*Description of the task:* Every entry below must be copied exactly, with nothing left out.

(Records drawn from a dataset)

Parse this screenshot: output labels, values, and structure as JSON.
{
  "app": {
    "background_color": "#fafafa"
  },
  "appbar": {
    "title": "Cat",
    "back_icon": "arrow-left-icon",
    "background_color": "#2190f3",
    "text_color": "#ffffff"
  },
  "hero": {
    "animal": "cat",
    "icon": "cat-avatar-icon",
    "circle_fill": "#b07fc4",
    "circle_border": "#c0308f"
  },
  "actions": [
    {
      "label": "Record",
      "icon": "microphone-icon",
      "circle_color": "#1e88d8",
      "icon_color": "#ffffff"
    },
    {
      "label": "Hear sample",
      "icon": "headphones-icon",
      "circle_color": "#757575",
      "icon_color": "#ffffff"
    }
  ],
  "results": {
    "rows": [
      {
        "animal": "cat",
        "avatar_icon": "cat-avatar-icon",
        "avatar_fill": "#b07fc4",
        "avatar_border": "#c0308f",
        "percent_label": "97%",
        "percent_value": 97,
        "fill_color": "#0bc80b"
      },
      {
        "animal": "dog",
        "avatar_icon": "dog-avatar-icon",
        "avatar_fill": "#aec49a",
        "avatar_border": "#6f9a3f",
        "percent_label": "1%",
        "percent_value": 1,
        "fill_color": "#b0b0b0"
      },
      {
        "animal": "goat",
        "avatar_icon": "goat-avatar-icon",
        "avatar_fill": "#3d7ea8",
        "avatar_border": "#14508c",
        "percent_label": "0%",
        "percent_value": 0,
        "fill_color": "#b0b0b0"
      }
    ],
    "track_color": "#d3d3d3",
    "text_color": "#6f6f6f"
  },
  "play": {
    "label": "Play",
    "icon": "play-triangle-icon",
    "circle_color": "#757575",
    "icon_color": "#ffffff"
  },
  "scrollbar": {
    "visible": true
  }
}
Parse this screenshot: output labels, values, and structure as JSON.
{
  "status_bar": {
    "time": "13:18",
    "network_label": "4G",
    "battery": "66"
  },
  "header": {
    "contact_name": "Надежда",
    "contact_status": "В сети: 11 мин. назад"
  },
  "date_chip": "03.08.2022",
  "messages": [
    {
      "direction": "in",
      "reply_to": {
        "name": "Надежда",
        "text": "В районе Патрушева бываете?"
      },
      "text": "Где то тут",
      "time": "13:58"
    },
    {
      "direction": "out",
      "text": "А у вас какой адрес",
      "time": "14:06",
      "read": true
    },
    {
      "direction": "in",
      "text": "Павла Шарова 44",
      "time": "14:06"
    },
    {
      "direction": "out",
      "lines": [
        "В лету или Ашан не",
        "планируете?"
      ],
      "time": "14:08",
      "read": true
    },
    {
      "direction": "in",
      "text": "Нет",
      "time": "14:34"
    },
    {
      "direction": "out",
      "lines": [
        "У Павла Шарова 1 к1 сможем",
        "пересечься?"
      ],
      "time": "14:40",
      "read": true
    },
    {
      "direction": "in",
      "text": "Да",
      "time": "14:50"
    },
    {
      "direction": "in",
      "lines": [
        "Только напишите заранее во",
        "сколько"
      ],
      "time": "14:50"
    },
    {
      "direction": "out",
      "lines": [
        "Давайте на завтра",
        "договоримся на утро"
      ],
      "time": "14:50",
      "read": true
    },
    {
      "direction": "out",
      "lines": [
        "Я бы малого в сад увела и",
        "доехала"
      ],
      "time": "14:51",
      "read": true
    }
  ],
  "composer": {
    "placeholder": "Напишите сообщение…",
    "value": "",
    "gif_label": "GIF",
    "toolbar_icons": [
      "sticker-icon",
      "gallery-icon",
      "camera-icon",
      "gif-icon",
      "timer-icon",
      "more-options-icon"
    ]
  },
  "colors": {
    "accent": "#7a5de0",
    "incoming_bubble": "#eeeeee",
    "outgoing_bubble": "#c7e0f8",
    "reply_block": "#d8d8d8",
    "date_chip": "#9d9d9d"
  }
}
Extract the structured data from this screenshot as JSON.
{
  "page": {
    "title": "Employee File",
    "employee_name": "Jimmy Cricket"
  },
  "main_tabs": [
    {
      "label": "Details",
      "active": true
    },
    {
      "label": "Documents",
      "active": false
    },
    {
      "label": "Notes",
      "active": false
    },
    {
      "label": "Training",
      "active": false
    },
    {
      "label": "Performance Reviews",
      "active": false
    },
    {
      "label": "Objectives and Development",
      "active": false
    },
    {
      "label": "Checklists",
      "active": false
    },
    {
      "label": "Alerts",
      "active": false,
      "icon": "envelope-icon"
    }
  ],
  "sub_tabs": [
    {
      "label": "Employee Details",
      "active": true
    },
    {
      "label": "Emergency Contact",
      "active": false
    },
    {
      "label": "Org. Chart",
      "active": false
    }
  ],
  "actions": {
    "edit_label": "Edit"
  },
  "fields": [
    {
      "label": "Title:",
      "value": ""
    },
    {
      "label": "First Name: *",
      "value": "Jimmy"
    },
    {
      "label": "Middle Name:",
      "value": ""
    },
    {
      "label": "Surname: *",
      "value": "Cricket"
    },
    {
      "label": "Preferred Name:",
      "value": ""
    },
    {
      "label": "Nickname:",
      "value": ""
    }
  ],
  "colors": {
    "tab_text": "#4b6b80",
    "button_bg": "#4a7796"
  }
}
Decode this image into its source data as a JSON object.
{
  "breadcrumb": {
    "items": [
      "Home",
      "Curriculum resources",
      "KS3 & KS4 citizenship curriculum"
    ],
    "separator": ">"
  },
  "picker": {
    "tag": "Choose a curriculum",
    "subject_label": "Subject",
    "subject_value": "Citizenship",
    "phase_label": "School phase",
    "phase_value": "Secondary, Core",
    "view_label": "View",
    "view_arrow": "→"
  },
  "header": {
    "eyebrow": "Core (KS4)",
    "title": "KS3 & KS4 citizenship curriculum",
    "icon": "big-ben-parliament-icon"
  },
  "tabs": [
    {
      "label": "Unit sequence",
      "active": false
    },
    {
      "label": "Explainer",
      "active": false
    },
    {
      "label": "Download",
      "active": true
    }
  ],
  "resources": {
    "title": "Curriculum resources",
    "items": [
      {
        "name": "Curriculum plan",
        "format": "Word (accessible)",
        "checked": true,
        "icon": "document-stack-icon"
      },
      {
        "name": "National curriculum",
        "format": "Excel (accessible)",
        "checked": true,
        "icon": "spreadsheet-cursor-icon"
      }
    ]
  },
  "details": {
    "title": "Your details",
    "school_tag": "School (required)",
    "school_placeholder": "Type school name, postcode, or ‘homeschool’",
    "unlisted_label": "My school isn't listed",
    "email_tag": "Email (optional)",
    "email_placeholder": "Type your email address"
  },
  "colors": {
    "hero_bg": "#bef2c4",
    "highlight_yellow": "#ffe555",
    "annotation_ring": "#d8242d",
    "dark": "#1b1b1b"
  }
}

*Task solution:*
Parse this screenshot: output labels, values, and structure as JSON.
{
  "app": {
    "background_color": "#fafafa"
  },
  "appbar": {
    "title": "Cat",
    "back_icon": "arrow-left-icon",
    "background_color": "#2190f3",
    "text_color": "#ffffff"
  },
  "hero": {
    "animal": "cat",
    "icon": "cat-avatar-icon",
    "circle_fill": "#b07fc4",
    "circle_border": "#c0308f"
  },
  "actions": [
    {
      "label": "Record",
      "icon": "microphone-icon",
      "circle_color": "#1e88d8",
      "icon_color": "#ffffff"
    },
    {
      "label": "Hear sample",
      "icon": "headphones-icon",
      "circle_color": "#757575",
      "icon_color": "#ffffff"
    }
  ],
  "results": {
    "rows": [
      {
        "animal": "cat",
        "avatar_icon": "cat-avatar-icon",
        "avatar_fill": "#b07fc4",
        "avatar_border": "#c0308f",
        "percent_label": "97%",
        "percent_value": 97,
        "fill_color": "#0bc80b"
      },
      {
        "animal": "dog",
        "avatar_icon": "dog-avatar-icon",
        "avatar_fill": "#aec49a",
        "avatar_border": "#6f9a3f",
        "percent_label": "1%",
        "percent_value": 1,
        "fill_color": "#b0b0b0"
      },
      {
        "animal": "goat",
        "avatar_icon": "goat-avatar-icon",
        "avatar_fill": "#3d7ea8",
        "avatar_border": "#14508c",
        "percent_label": "0%",
        "percent_value": 0,
        "fill_color": "#b0b0b0"
      }
    ],
    "track_color": "#d3d3d3",
    "text_color": "#6f6f6f"
  },
  "play": {
    "label": "Play",
    "icon": "play-triangle-icon",
    "circle_color": "#757575",
    "icon_color": "#ffffff"
  },
  "scrollbar": {
    "visible": true
  }
}
Parse this screenshot: output labels, values, and structure as JSON.
{
  "status_bar": {
    "time": "13:18",
    "network_label": "4G",
    "battery": "66"
  },
  "header": {
    "contact_name": "Надежда",
    "contact_status": "В сети: 11 мин. назад"
  },
  "date_chip": "03.08.2022",
  "messages": [
    {
      "direction": "in",
      "reply_to": {
        "name": "Надежда",
        "text": "В районе Патрушева бываете?"
      },
      "text": "Где то тут",
      "time": "13:58"
    },
    {
      "direction": "out",
      "text": "А у вас какой адрес",
      "time": "14:06",
      "read": true
    },
    {
      "direction": "in",
      "text": "Павла Шарова 44",
      "time": "14:06"
    },
    {
      "direction": "out",
      "lines": [
        "В лету или Ашан не",
        "планируете?"
      ],
      "time": "14:08",
      "read": true
    },
    {
      "direction": "in",
      "text": "Нет",
      "time": "14:34"
    },
    {
      "direction": "out",
      "lines": [
        "У Павла Шарова 1 к1 сможем",
        "пересечься?"
      ],
      "time": "14:40",
      "read": true
    },
    {
      "direction": "in",
      "text": "Да",
      "time": "14:50"
    },
    {
      "direction": "in",
      "lines": [
        "Только напишите заранее во",
        "сколько"
      ],
      "time": "14:50"
    },
    {
      "direction": "out",
      "lines": [
        "Давайте на завтра",
        "договоримся на утро"
      ],
      "time": "14:50",
      "read": true
    },
    {
      "direction": "out",
      "lines": [
        "Я бы малого в сад увела и",
        "доехала"
      ],
      "time": "14:51",
      "read": true
    }
  ],
  "composer": {
    "placeholder": "Напишите сообщение…",
    "value": "",
    "gif_label": "GIF",
    "toolbar_icons": [
      "sticker-icon",
      "gallery-icon",
      "camera-icon",
      "gif-icon",
      "timer-icon",
      "more-options-icon"
    ]
  },
  "colors": {
    "accent": "#7a5de0",
    "incoming_bubble": "#eeeeee",
    "outgoing_bubble": "#c7e0f8",
    "reply_block": "#d8d8d8",
    "date_chip": "#9d9d9d"
  }
}
Extract the structured data from this screenshot as JSON.
{
  "page": {
    "title": "Employee File",
    "employee_name": "Jimmy Cricket"
  },
  "main_tabs": [
    {
      "label": "Details",
      "active": true
    },
    {
      "label": "Documents",
      "active": false
    },
    {
      "label": "Notes",
      "active": false
    },
    {
      "label": "Training",
      "active": false
    },
    {
      "label": "Performance Reviews",
      "active": false
    },
    {
      "label": "Objectives and Development",
      "active": false
    },
    {
      "label": "Checklists",
      "active": false
    },
    {
      "label": "Alerts",
      "active": false,
      "icon": "envelope-icon"
    }
  ],
  "sub_tabs": [
    {
      "label": "Employee Details",
      "active": true
    },
    {
      "label": "Emergency Contact",
      "active": false
    },
    {
      "label": "Org. Chart",
      "active": false
    }
  ],
  "actions": {
    "edit_label": "Edit"
  },
  "fields": [
    {
      "label": "Title:",
      "value": ""
    },
    {
      "label": "First Name: *",
      "value": "Jimmy"
    },
    {
      "label": "Middle Name:",
      "value": ""
    },
    {
      "label": "Surname: *",
      "value": "Cricket"
    },
    {
      "label": "Preferred Name:",
      "value": ""
    },
    {
      "label": "Nickname:",
      "value": ""
    }
  ],
  "colors": {
    "tab_text": "#4b6b80",
    "button_bg": "#4a7796"
  }
}
Decode this image into its source data as a JSON object.
{
  "breadcrumb": {
    "items": [
      "Home",
      "Curriculum resources",
      "KS3 & KS4 citizenship curriculum"
    ],
    "separator": ">"
  },
  "picker": {
    "tag": "Choose a curriculum",
    "subject_label": "Subject",
    "subject_value": "Citizenship",
    "phase_label": "School phase",
    "phase_value": "Secondary, Core",
    "view_label": "View",
    "view_arrow": "→"
  },
  "header": {
    "eyebrow": "Core (KS4)",
    "title": "KS3 & KS4 citizenship curriculum",
    "icon": "big-ben-parliament-icon"
  },
  "tabs": [
    {
      "label": "Unit sequence",
      "active": false
    },
    {
      "label": "Explainer",
      "active": false
    },
    {
      "label": "Download",
      "active": true
    }
  ],
  "resources": {
    "title": "Curriculum resources",
    "items": [
      {
        "name": "Curriculum plan",
        "format": "Word (accessible)",
        "checked": true,
        "icon": "document-stack-icon"
      },
      {
        "name": "National curriculum",
        "format": "Excel (accessible)",
        "checked": true,
        "icon": "spreadsheet-cursor-icon"
      }
    ]
  },
  "details": {
    "title": "Your details",
    "school_tag": "School (required)",
    "school_placeholder": "Type school name, postcode, or ‘homeschool’",
    "unlisted_label": "My school isn't listed",
    "email_tag": "Email (optional)",
    "email_placeholder": "Type your email address"
  },
  "colors": {
    "hero_bg": "#bef2c4",
    "highlight_yellow": "#ffe555",
    "annotation_ring": "#d8242d",
    "dark": "#1b1b1b"
  }
}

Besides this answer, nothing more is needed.